There are almost 4,000 burials in Potters Field, but only a few markers. In the 80's, a volunteer group got together and completely renovated the cemetery. New gateposts were built, and the circular walk shown below was put in, along with the known names of all the inhabitants, which were engraved on brass plaques and placed on the stone blocks.
This marker greets the visitor as they enter the graveyard. It was composed by Richard E. Collins, as the next photo of the back of this marker shows.
This shot shows the metal plaques on stone plinths, with a sundial in the middle, that hold the names of those buried in the graveyard.
The sundial on the post in the middle of the circle.
Potters Field has only two or three actual markers in it, since 99.9% of the graves are unmarked.
At the very top of this hill, looking up from the circle, several turkeys were wandering around though you can't see them very well in this photo.
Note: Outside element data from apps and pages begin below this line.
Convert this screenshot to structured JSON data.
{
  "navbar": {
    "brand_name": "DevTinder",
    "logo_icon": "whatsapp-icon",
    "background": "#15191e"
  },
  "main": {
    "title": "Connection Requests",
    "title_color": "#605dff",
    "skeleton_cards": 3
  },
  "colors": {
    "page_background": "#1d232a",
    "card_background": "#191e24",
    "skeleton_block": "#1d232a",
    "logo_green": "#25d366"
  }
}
Forest Lawn is chock-full of turkeys, and they must range widely over the countryside during the day.
One of the metal plaques with names of the people buried here.